What the Rise in M&A and Investment Activity Means for the Real Estate Industry
2020 was a catalyst for drastically shifting how we value technology in our personal and professional lives. Technology served as a lifeline to help companies survive and thrive during the pandemic, and it kept us even more connected than before. When stay-at-home orders were put in place, anything that wasn’t happening online already went virtual overnight, including property tours, open houses, meetings, transactions, and more.
What’s Next for Real Estate Technology
The pandemic also opened the door for PropTech companies and investors to rethink what’s possible and what’s next, including trends and opportunities for the real estate industry. PropTech is an umbrella term, short for property technology, that represents companies that use technology and software to assist in today’s real estate market. Some of those trends were easier to spot and began pre-pandemic, like the shortage of inventory and increased pressure for companies to keep up with, and invest in solutions for, the intense residential real estate market in particular. Others took the past year’s events to become mainstream. Either way, because of the need for technology to support everything from virtual tours, property management, and a booming market, to the proliferation of working from home and ever changing consumer behavior, there’s been a major shift in what PropTech companies and investors value.
Real Estate Technology Goes Public
One manifestation of this change is the rise in special purpose acquisition companies or SPACs, also known as “blank check companies”, in the first half of 2021. SPACs are generally seen as an easier way to go public because after SPACs build their initial investor capital, they then merge with a company to raise even more capital and start selling shares without going through the whole process of an IPO. The growth in SPACs is indicative of the interest in and demand for companies providing real estate and real estate technology services to go public.

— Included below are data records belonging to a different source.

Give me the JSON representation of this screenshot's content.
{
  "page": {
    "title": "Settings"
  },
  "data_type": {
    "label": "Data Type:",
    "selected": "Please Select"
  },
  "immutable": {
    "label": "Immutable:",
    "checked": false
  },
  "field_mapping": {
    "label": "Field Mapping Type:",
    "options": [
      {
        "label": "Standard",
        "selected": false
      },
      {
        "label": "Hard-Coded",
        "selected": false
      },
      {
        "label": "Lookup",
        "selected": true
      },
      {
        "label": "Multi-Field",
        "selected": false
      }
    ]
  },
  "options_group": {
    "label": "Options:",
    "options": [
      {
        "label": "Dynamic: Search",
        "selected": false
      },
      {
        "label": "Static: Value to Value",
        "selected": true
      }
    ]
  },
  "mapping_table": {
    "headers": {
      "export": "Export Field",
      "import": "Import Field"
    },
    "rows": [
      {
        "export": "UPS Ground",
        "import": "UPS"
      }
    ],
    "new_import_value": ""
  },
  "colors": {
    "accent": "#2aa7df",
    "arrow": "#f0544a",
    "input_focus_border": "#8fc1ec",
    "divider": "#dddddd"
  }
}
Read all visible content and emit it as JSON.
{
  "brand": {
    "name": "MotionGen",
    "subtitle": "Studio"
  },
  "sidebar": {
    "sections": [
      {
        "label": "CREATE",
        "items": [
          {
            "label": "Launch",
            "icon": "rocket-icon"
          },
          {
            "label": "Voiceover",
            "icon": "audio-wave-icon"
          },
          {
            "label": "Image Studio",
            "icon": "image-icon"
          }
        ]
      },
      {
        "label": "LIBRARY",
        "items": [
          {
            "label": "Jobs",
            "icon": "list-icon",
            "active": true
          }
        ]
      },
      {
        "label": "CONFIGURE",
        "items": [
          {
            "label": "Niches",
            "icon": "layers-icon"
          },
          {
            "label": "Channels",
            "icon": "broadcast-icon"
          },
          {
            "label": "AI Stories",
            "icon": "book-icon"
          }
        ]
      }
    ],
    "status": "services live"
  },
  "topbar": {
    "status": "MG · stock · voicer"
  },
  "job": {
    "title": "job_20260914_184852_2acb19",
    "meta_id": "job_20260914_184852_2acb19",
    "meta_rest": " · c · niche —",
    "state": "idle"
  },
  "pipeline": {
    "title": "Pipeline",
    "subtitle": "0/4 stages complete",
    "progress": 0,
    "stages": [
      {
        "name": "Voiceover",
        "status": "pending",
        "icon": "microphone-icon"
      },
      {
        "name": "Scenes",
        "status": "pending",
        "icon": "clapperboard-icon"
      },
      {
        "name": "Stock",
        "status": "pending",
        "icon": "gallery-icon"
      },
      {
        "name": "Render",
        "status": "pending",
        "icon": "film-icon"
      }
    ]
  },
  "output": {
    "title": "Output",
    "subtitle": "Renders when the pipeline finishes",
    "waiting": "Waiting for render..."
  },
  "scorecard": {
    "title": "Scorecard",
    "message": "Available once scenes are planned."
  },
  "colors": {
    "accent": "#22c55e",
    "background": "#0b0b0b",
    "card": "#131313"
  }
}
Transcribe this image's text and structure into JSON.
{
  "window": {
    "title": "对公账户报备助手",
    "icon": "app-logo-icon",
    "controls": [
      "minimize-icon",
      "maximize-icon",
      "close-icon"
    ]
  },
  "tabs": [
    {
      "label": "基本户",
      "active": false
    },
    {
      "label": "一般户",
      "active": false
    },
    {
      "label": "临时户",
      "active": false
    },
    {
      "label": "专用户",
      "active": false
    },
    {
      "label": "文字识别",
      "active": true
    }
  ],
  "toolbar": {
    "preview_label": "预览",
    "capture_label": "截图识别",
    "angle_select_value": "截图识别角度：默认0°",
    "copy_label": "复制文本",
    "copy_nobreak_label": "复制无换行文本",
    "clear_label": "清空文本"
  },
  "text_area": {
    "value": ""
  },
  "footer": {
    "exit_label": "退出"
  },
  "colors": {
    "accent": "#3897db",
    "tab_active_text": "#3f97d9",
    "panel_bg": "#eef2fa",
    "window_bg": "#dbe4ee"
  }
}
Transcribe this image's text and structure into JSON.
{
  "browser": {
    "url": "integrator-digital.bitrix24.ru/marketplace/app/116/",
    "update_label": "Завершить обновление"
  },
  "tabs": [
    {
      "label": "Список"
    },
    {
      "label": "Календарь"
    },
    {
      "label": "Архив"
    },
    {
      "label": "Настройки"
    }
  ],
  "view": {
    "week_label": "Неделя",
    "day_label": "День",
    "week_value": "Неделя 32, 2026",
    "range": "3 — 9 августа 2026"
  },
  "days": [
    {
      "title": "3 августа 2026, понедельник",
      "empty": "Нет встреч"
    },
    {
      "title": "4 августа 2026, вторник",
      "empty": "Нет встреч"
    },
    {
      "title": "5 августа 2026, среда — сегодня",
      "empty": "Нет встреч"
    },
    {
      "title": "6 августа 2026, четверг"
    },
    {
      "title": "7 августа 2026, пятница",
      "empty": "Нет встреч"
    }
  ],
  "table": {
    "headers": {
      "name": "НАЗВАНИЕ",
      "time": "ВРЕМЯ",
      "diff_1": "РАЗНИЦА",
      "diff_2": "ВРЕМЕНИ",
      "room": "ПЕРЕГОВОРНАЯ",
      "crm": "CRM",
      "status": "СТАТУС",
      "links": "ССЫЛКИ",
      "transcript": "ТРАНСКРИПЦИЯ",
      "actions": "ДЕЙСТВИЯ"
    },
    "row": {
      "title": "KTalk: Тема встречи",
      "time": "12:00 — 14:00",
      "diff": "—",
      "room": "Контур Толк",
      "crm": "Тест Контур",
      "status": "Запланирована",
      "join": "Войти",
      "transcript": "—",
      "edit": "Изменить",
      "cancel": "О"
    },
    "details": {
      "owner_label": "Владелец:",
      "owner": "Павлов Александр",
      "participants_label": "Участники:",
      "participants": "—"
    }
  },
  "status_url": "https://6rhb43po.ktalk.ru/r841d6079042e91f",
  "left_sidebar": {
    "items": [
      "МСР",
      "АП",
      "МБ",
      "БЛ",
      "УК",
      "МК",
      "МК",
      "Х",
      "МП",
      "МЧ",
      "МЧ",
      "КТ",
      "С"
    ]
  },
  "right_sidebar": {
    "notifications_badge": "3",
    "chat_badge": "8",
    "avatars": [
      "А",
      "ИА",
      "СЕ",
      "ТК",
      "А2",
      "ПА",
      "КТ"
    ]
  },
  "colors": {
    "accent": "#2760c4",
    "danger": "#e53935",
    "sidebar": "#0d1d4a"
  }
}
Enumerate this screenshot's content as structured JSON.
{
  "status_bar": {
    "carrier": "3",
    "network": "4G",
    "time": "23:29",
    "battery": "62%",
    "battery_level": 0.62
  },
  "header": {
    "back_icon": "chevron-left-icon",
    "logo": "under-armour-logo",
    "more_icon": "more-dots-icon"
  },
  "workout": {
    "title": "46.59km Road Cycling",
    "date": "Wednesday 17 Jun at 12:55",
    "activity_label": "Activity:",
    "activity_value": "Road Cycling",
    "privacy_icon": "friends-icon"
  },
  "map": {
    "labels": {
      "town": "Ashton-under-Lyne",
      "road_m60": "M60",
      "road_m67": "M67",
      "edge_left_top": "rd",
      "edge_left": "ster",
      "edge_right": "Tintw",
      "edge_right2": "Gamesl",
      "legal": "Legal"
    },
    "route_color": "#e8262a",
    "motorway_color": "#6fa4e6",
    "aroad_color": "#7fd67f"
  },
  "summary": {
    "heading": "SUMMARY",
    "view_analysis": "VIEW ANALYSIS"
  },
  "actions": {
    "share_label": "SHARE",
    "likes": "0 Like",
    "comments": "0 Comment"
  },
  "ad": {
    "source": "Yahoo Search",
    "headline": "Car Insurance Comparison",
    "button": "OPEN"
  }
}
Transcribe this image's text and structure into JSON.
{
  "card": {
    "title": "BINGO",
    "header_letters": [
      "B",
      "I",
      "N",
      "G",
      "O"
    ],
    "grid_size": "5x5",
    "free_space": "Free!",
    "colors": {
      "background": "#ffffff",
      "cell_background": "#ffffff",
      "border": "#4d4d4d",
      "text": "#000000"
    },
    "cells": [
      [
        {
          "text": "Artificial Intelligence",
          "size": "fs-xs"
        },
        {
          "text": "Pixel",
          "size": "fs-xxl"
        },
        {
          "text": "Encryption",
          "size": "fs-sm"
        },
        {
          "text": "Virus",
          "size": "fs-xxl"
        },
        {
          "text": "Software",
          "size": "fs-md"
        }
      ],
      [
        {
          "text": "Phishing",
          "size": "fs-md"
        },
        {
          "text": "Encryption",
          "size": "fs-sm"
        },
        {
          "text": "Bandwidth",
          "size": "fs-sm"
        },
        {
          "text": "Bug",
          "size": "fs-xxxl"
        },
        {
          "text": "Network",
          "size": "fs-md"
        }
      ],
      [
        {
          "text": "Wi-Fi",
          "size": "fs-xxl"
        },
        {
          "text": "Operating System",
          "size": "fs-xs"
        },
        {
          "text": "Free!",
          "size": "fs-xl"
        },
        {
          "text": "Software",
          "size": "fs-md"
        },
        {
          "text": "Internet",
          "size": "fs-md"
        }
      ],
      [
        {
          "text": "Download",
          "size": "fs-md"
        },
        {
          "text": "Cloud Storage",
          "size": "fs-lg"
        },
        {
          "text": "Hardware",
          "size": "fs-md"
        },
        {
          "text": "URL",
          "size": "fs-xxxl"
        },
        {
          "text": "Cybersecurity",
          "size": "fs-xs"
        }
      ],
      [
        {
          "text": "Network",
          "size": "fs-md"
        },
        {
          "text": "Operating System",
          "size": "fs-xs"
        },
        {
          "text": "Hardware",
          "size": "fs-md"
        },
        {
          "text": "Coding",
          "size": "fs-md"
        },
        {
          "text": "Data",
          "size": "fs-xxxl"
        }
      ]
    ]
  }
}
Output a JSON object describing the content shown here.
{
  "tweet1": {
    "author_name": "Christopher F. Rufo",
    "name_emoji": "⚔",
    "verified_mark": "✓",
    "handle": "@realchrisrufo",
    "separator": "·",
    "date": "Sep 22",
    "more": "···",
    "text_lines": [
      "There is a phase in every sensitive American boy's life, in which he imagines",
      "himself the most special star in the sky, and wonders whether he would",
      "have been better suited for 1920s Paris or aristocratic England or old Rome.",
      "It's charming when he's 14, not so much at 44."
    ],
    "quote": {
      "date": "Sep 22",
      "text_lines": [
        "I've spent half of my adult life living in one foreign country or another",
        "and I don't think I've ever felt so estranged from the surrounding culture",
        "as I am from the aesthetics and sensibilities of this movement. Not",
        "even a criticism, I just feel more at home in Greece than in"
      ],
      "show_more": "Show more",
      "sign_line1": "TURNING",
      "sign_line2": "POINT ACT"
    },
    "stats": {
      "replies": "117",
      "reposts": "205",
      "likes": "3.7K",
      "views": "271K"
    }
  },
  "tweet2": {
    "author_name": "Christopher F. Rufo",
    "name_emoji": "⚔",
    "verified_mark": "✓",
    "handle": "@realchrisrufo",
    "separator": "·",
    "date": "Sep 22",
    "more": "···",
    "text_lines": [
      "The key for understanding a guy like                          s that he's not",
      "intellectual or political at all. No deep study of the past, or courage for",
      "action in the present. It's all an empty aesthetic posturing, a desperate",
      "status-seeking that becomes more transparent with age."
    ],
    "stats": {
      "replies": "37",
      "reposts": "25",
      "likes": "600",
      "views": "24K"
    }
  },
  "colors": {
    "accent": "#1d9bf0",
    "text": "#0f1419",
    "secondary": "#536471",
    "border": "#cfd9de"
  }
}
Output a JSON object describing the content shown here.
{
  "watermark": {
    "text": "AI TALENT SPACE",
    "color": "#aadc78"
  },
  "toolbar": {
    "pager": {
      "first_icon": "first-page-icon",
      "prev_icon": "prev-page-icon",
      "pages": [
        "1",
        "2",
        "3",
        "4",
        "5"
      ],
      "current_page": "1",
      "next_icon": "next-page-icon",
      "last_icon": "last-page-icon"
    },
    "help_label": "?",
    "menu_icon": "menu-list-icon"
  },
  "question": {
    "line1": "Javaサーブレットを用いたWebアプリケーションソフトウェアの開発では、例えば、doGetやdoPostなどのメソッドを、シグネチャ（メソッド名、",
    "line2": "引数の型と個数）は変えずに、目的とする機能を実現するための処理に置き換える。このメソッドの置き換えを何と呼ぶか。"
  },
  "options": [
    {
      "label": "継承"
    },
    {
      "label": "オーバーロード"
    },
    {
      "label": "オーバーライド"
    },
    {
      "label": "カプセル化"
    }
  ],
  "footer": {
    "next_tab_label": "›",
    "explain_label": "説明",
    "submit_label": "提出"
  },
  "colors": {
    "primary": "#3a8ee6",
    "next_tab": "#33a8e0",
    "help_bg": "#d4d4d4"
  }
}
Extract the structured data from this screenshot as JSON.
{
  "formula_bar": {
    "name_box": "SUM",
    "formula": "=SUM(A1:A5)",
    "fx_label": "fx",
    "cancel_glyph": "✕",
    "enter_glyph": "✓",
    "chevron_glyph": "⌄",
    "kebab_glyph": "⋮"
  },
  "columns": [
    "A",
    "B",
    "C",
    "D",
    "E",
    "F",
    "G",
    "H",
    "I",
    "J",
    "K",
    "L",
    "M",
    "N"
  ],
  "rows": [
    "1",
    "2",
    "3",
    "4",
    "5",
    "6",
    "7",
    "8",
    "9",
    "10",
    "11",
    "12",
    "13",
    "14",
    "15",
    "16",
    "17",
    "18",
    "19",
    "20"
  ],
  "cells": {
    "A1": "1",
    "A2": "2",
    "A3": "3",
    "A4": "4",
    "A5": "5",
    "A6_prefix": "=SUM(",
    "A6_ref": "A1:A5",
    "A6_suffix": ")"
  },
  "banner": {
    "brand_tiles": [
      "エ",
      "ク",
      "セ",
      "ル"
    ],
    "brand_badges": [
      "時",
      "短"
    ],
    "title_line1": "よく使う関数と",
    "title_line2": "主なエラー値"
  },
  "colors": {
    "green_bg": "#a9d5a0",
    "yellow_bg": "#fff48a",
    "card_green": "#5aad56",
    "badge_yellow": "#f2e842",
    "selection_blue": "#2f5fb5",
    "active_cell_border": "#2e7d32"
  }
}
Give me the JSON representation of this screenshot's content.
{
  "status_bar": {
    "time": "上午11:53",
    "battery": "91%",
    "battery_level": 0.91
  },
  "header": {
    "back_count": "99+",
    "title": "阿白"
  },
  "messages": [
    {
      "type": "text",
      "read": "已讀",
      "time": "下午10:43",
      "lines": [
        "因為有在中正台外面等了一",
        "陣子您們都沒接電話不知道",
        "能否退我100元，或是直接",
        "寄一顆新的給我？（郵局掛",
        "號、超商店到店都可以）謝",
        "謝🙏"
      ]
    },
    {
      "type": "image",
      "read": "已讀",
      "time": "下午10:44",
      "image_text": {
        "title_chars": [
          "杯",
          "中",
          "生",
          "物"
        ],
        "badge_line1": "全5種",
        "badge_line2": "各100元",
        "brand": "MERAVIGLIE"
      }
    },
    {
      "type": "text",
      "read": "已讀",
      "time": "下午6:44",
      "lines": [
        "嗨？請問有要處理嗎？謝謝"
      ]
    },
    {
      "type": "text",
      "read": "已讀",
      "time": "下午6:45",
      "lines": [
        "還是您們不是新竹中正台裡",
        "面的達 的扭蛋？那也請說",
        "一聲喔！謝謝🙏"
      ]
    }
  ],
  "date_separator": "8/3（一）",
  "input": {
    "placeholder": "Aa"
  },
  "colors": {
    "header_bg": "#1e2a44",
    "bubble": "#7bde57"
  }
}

As one example, Nextdoor recently announced that it would be going public through a SPAC with Khosla Ventures. Nextdoor is expected to gain $686 million from the IPO. Estimates now put the company worth between $2.2 billion and $4.3 billion. Nextdoor is expected to use the money to accelerate company growth by expanding the platform to reach more people.
Economies of Scale in the Real Estate Industry
Being able to bring products or services to market quickly and at a large scale is a big advantage in the PropTech space. For real estate brokerages, economies of scale can help alleviate upward pressure on profit margins. Because of this, a standard merger or acquisition (commonly referred to under one umbrella of M&A) is also a popular method for increasing resources. In June, @properties acquired Suburban Jungle, a pre-search consultation service. For @properties, the acquisition gives them access to referrals and lead generation sources, while Suburban Jungle will gain access to more resources to help expand their platform capabilities; a win-win relationship for both. Another path to accelerate growth is through private equity investment like Permira’s recent investment in Engel & Völkers. Both companies described the investment as necessary to enable the company’s “digital transformation journey” and fuel international growth.
These are just a couple of examples of companies looking for and creating opportunities in the current market. In short, the increase in real estate company valuations, the shifts in the PropTech industry, the rise in SPACs, and the flurry of M&A activity 2021 has seen so far have all aligned to elevate the real estate industry’s digital transformation. It will likely be increasingly challenging for smaller real estate companies to effectively compete and be profitable in the years ahead, though several have found success in developing a niche and changing how they operate.
What Should Real Estate Companies Do?
As with any new market opportunity, it can be tempting to jump right in and try to get ahead of everyone else (see the rise in the Clubhouse app for real estate as one example of this). However, just because something is new, looks promising, and is seemingly what everyone else is doing, it doesn’t mean that it is the best decision for your company. Some of our most successful clients and partners have maintained their independence while growing organically and kept a steadfast focus on their strengths despite having several opportunities to pursue new products and services, and join forces with others.
Whatever you make of this year’s real estate trends, including the rapid acceleration of many companies’ growth through the avenues mentioned above, it’s important to take into consideration how much and what kind of growth makes sense for you. Agent adoption, revenue goals, and integration with your other tools and resources are all important considerations, among many others. Look at your data and have important conversations with your team to see what’s working, where you could improve, and whether you want to do it on your own. If this past year is any indication of the upward trend in digitization and expansion, then we’re expecting to hear a lot more about investing in the real estate industry in the future. For companies looking to keep up with and help lead the shift, the time is now to start planning for 2022 and beyond.
Need help finding the best real estate technology for your company? Are you looking to grow organically and are not quite sure how? Contact us today to discuss your needs and get personalized recommendations for your real estate company.